After meeting victims' groups on Monday evening, Mrs Bradley said she understood "why feelings are so strong on this issue".
"They have been wronged and let down by the system too many times, and I want to make sure it doesn't happen to them again," she added.
However Mrs Bradley insisted that questions from civil servants about the redress scheme "must be answered by local politicians before we can consider legislation".
"The system needs to be fair, robust and able to deliver for victims and survivors," she added.
After talks on Monday, the five main political parties criticised Mrs Bradley for her decision to table extra questions.
Sinn Féin's vice-president Michelle O'Neill said it felt like a delaying tactic and that the news will only add to the suffering of the victims.
SDLP leader Colum Eastwood and Ulster Unionist Party leader Robin Swann also accused the secretary of state of holding up the process.
Alliance's deputy leader Stephen Farry said: "In no way shape or form should victims be used as a pawn in the political process."
Earlier, former DUP minister Edwin Poots said he spoke to Mrs Bradley over the weekend, and urged her to bring forward the legislation without further delay.
He added that she "cannot use the victims as a battering ram to get the parties to do other things".
Mr McCourt, a spokesman for victims, said they may have to wait up to 12 months to get compensation for the abuse they suffered.
A tearful Mr McCourt said the secretary of state had admitted that she is not in charge of the timetable and suggested a restored executive could act within weeks
He said it now rests with Mrs Bradley to await the answers to the additional 11 questions.
He warned that some victims may not be alive by the time legislation goes through Westminster
Mrs Bradley defended the decision to release more questions, saying she wanted to conclude the process as quickly as possible.
"The Executive Office will send the questions that remain to be answered shortly so that they can be discussed at the next meeting of the Programme for Government working group," she said in a statement on Monday night.
"I believe this the quickest route to get victims and survivors the redress they deserve."
Marty Adams, who suffered abuse in Rathgael Training School in Bangor, said Mrs Bradley had "failed to deliver".
Mr Adams, who is a representative of the Survivors Together group, said he had told the secretary of state he had "no confidence" in her.
He suggested victims might be better served pursuing compensation through the courts.

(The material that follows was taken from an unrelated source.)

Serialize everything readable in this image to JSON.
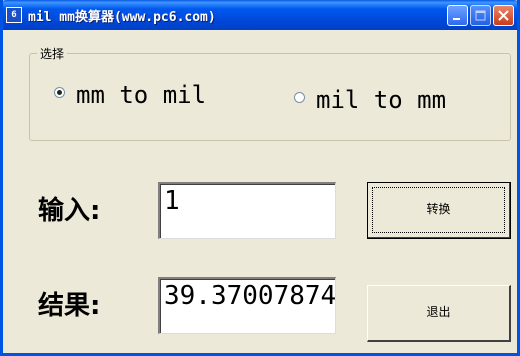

Compensation for victims was recommended in 2017 after a public inquiry into abuse at children's homes and other residential institutions run by the state, churches and charities.
But the power-sharing Northern Ireland Executive at Stormont collapsed just days after the inquiry report was published, stalling the plans for compensation.